After writing Voyage and Fire, I wanted to find a third way to make a text-sound piece with a slow transition from non-meaning to meaning. I have always admired the chapter in James Joyce's Ulysses which is set at the childbirth hospital. Echoing embryonic development, it begins with a strongly Anglo-Saxon flavor, and proceeds through a series of pastiches of various English writers in historical order, from medieval times to Joyce's present.
I have always been fascinated by historical changes in languages, in the ways that newer languages, such as French, Spanish & Italian, evolve from an older language-- in this case, Latin. I thought it would be interesting to write a text that started in the Anglo-Saxon of the IXth Century, CE, which is mostly incomprehensible to untrained modern ears, and have it evolve through Middle English into Modern English and beyond into an extrapolated (but not very serious) XXIVth century English. I bought a book titled Teach Yourself Old English and more or less did so. I then wrote the text, as best as I could, which I fear isn't great, but at least the earlier text sounds like Anglo-Saxon.
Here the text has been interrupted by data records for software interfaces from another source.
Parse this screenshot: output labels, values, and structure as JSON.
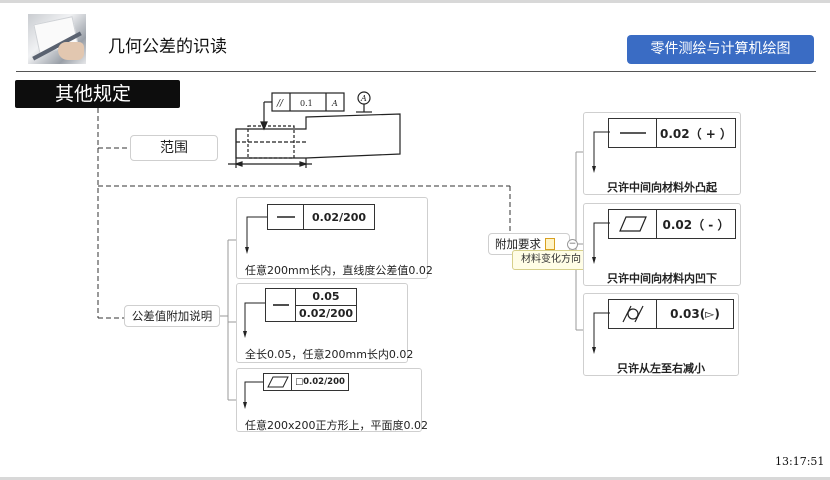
{
  "header": {
    "title": "几何公差的识读",
    "badge": "零件测绘与计算机绘图"
  },
  "section_title": "其他规定",
  "drawing": {
    "symbol": "//",
    "value": "0.1",
    "datum": "A",
    "datum_marker": "A"
  },
  "nodes": {
    "range": "范围",
    "tolerance_note": "公差值附加说明",
    "additional_req": "附加要求",
    "tooltip": "材料变化方向"
  },
  "left_cards": [
    {
      "frame_value": "0.02/200",
      "caption": "任意200mm长内，直线度公差值0.02"
    },
    {
      "frame_value_top": "0.05",
      "frame_value_bottom": "0.02/200",
      "caption": "全长0.05，任意200mm长内0.02"
    },
    {
      "frame_value": "□0.02/200",
      "caption": "任意200x200正方形上，平面度0.02"
    }
  ],
  "right_cards": [
    {
      "frame_value": "0.02（ + ）",
      "caption": "只许中间向材料外凸起"
    },
    {
      "frame_value": "0.02（ - ）",
      "caption": "只许中间向材料内凹下"
    },
    {
      "frame_value": "0.03(▻)",
      "caption": "只许从左至右减小"
    }
  ],
  "footer": {
    "time": "13:17:51"
  },
  "icons": [
    "straightness-icon",
    "flatness-icon",
    "cylindricity-icon",
    "note-icon",
    "collapse-icon"
  ]
}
For the XXIVth century Umurucun, "a language with only one vowel," I believe I got the idea from a column by William Safire, perhaps in the N Y Times magazine, where he described the nearly mono-vocalic dialect of Baltimore (Bultumur.)